## Web page and app entries
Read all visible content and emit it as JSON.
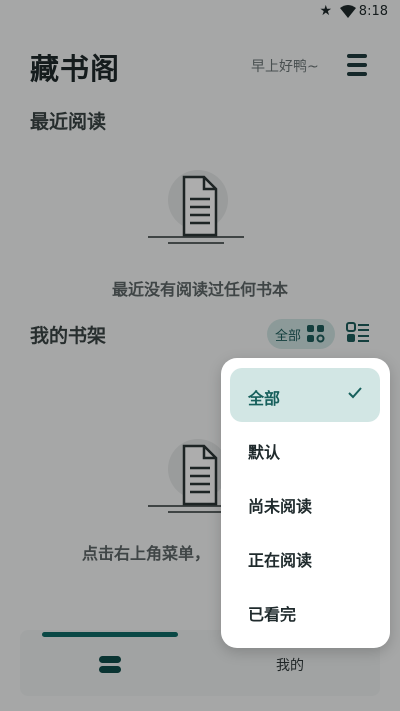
{
  "status_bar": {
    "time": "8:18",
    "icons": [
      "star-icon",
      "wifi-icon",
      "battery-icon"
    ]
  },
  "header": {
    "title": "藏书阁",
    "greeting": "早上好鸭~",
    "menu_icon": "menu-icon"
  },
  "recent": {
    "title": "最近阅读",
    "empty_text": "最近没有阅读过任何书本"
  },
  "shelf": {
    "title": "我的书架",
    "filter_chip_label": "全部",
    "empty_text": "点击右上角菜单，"
  },
  "bottom_nav": {
    "tabs": [
      {
        "icon": "bookshelf-icon",
        "active": true
      },
      {
        "label": "我的"
      }
    ]
  },
  "filter_menu": {
    "options": [
      "全部",
      "默认",
      "尚未阅读",
      "正在阅读",
      "已看完"
    ],
    "selected": "全部"
  },
  "colors": {
    "accent": "#0f6b66",
    "chip_bg": "#cfe4e2",
    "selected_bg": "#d2e6e4"
  }
}
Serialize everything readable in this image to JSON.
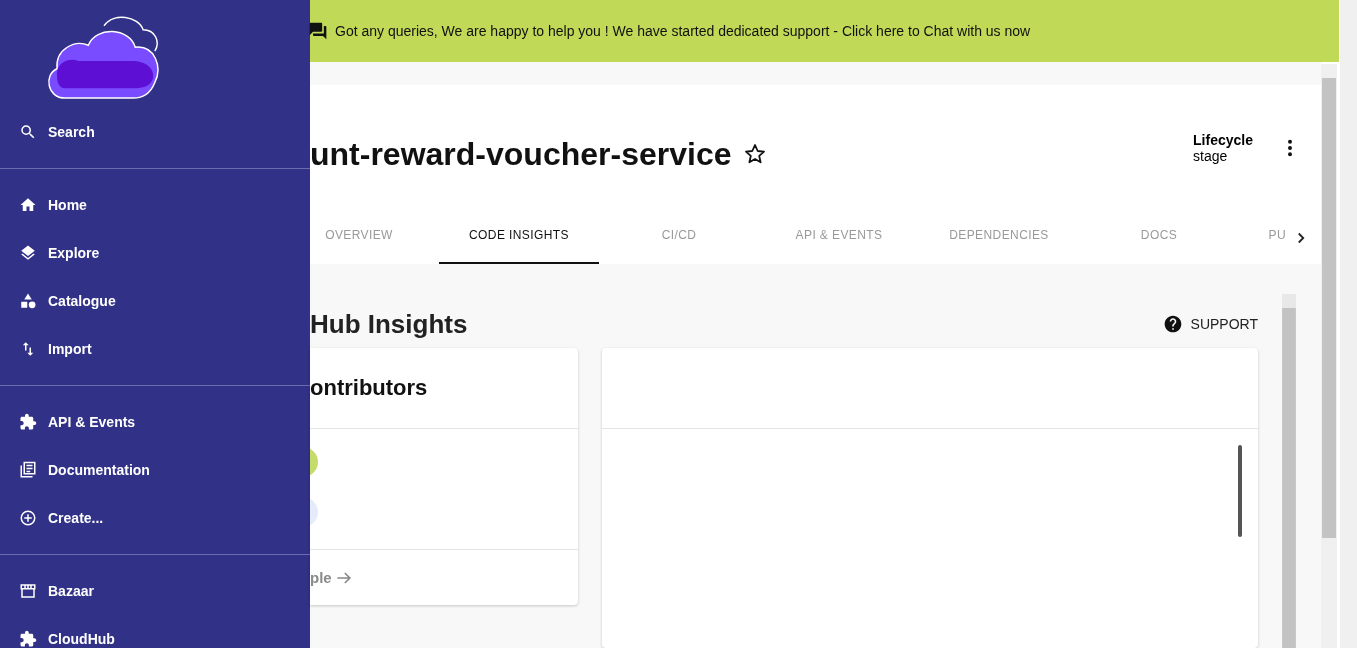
{
  "sidebar": {
    "groups": [
      {
        "items": [
          {
            "label": "Search"
          }
        ]
      },
      {
        "items": [
          {
            "label": "Home"
          },
          {
            "label": "Explore"
          },
          {
            "label": "Catalogue"
          },
          {
            "label": "Import"
          }
        ]
      },
      {
        "items": [
          {
            "label": "API & Events"
          },
          {
            "label": "Documentation"
          },
          {
            "label": "Create..."
          }
        ]
      },
      {
        "items": [
          {
            "label": "Bazaar"
          },
          {
            "label": "CloudHub"
          }
        ]
      }
    ]
  },
  "banner": {
    "text": "Got any queries, We are happy to help you ! We have started dedicated support - Click here to Chat with us now"
  },
  "header": {
    "title": "unt-reward-voucher-service",
    "starred": false,
    "lifecycle_label": "Lifecycle",
    "lifecycle_value": "stage"
  },
  "tabs": [
    {
      "label": "OVERVIEW",
      "selected": false
    },
    {
      "label": "CODE INSIGHTS",
      "selected": true
    },
    {
      "label": "CI/CD",
      "selected": false
    },
    {
      "label": "API & EVENTS",
      "selected": false
    },
    {
      "label": "DEPENDENCIES",
      "selected": false
    },
    {
      "label": "DOCS",
      "selected": false
    },
    {
      "label": "PU",
      "selected": false
    }
  ],
  "insights": {
    "title": "Hub Insights",
    "support": "SUPPORT",
    "contributors_card": {
      "title": "ontributors",
      "footer_link": "ple"
    }
  }
}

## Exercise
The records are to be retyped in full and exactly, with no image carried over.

## Final answer
Read all visible content and emit it as JSON.
{
  "status_bar": {
    "time": "8:18",
    "icons": [
      "star-icon",
      "wifi-icon",
      "battery-icon"
    ]
  },
  "header": {
    "title": "藏书阁",
    "greeting": "早上好鸭~",
    "menu_icon": "menu-icon"
  },
  "recent": {
    "title": "最近阅读",
    "empty_text": "最近没有阅读过任何书本"
  },
  "shelf": {
    "title": "我的书架",
    "filter_chip_label": "全部",
    "empty_text": "点击右上角菜单，"
  },
  "bottom_nav": {
    "tabs": [
      {
        "icon": "bookshelf-icon",
        "active": true
      },
      {
        "label": "我的"
      }
    ]
  },
  "filter_menu": {
    "options": [
      "全部",
      "默认",
      "尚未阅读",
      "正在阅读",
      "已看完"
    ],
    "selected": "全部"
  },
  "colors": {
    "accent": "#0f6b66",
    "chip_bg": "#cfe4e2",
    "selected_bg": "#d2e6e4"
  }
}
Serialize everything readable in this image to JSON.
{
  "sidebar": {
    "groups": [
      {
        "items": [
          {
            "label": "Search"
          }
        ]
      },
      {
        "items": [
          {
            "label": "Home"
          },
          {
            "label": "Explore"
          },
          {
            "label": "Catalogue"
          },
          {
            "label": "Import"
          }
        ]
      },
      {
        "items": [
          {
            "label": "API & Events"
          },
          {
            "label": "Documentation"
          },
          {
            "label": "Create..."
          }
        ]
      },
      {
        "items": [
          {
            "label": "Bazaar"
          },
          {
            "label": "CloudHub"
          }
        ]
      }
    ]
  },
  "banner": {
    "text": "Got any queries, We are happy to help you ! We have started dedicated support - Click here to Chat with us now"
  },
  "header": {
    "title": "unt-reward-voucher-service",
    "starred": false,
    "lifecycle_label": "Lifecycle",
    "lifecycle_value": "stage"
  },
  "tabs": [
    {
      "label": "OVERVIEW",
      "selected": false
    },
    {
      "label": "CODE INSIGHTS",
      "selected": true
    },
    {
      "label": "CI/CD",
      "selected": false
    },
    {
      "label": "API & EVENTS",
      "selected": false
    },
    {
      "label": "DEPENDENCIES",
      "selected": false
    },
    {
      "label": "DOCS",
      "selected": false
    },
    {
      "label": "PU",
      "selected": false
    }
  ],
  "insights": {
    "title": "Hub Insights",
    "support": "SUPPORT",
    "contributors_card": {
      "title": "ontributors",
      "footer_link": "ple"
    }
  }
}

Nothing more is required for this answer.